Grady Messex presided over his filling station at the corner of Calhoun and Bridge streets, where Eggs'n'tricities now sits. Mattie Belle Cantrell could be found most days in her office at Bluffton Telephone, now home to May River Montessori School. She kept a watchful eye on town comings and goings. Down the street, Morris and Hilda Robinowich, in the old Planters' Mercantile, dispensed all manner of items, including the much coveted Sunday New York Times. It was also the spot to get fresh pastries delivered weekly from Savannah.
Over on May River Road, George Scott was always ready to supply hungry shoppers with his fresh meat and friendly chats. Maybelle Scott was a force to reckon with at the market, and you quickly learned not to anger her. Maybelle, no relation to George, was a loyal friend and great help to Linda Castleberry, one of George's daughters. Maybelle spoke with a Gullah accent and could tell some wonderful, funny stories about Bluffton and the people she knew.

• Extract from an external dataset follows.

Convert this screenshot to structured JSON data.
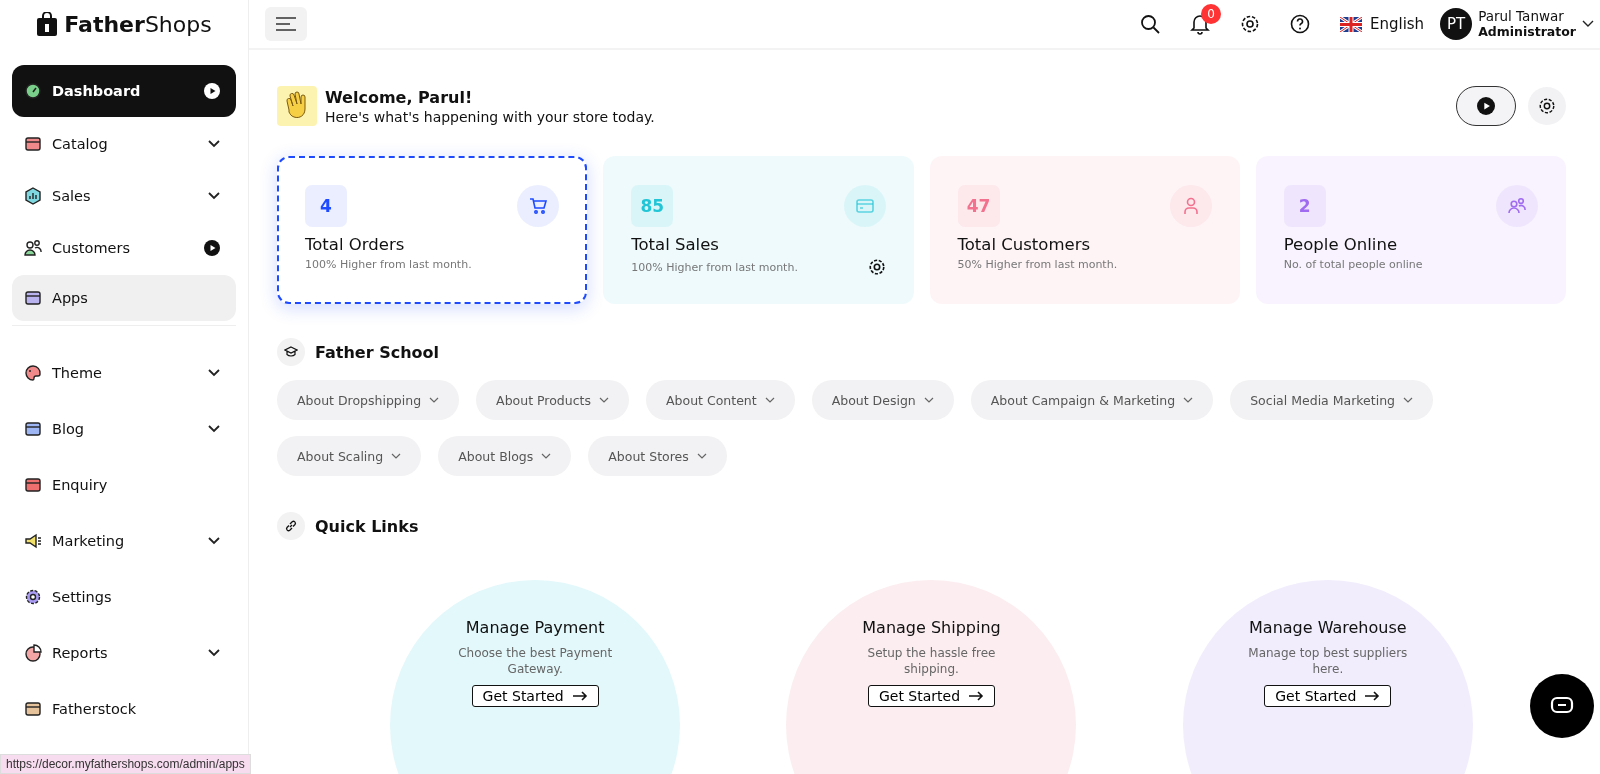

Mr. Hugh O'Quinn had a wonderful garden that he planted each year right beside his house. Steve Kiser now has his office in Mr. O'Quinn's house. Mr. O'Quinn had a great old tractor he used to plow with and would ride it to plow anyone's yard if they wanted. I had him come to our house for several years when I had my garden, and now when I think about it I realize how amazing that was. We lived in Buckingham at the time, and his journey to us on U.S. 278 must have been perilous, but he never said anything.
Never miss a local story.
Mr. "Kiss" Beach lived on Lawrence Street, and he also had a beautiful vegetable garden and a spectacular flock of chickens. Every morning Mr. Kiss would let the chickens out to forage, and they would wander all up and down Calhoun Street -- but as evening approached they magically appeared back in their pen. Michael Hahn now owns Mr. Kiss' house.
Luke Peeples held court most days in front of his house on Calhoun Street. Luke was a composer and collector of Bluffton sounds and Gullah songs. He told me that when Dubose Heyward was writing "Porgy and Bess," he came by one day to chat about different sorts of dialect. Luke told me quite a bit about Bluffton in its heyday, some of which can't be repeated, lots I tucked away in my memory and a bit of which I think was embroidery on a tale.
Luke's father, Jessie, built my store building, which I now call The Store. I have many wonderful memories of the "old" Bluffton. There are many people I miss, many I never knew but wish I did. They all would be so amazed at the "new" Bluffton. I look forward to making new friends and memories. What are your favorite parts of your life here and do you miss any part of what was once here?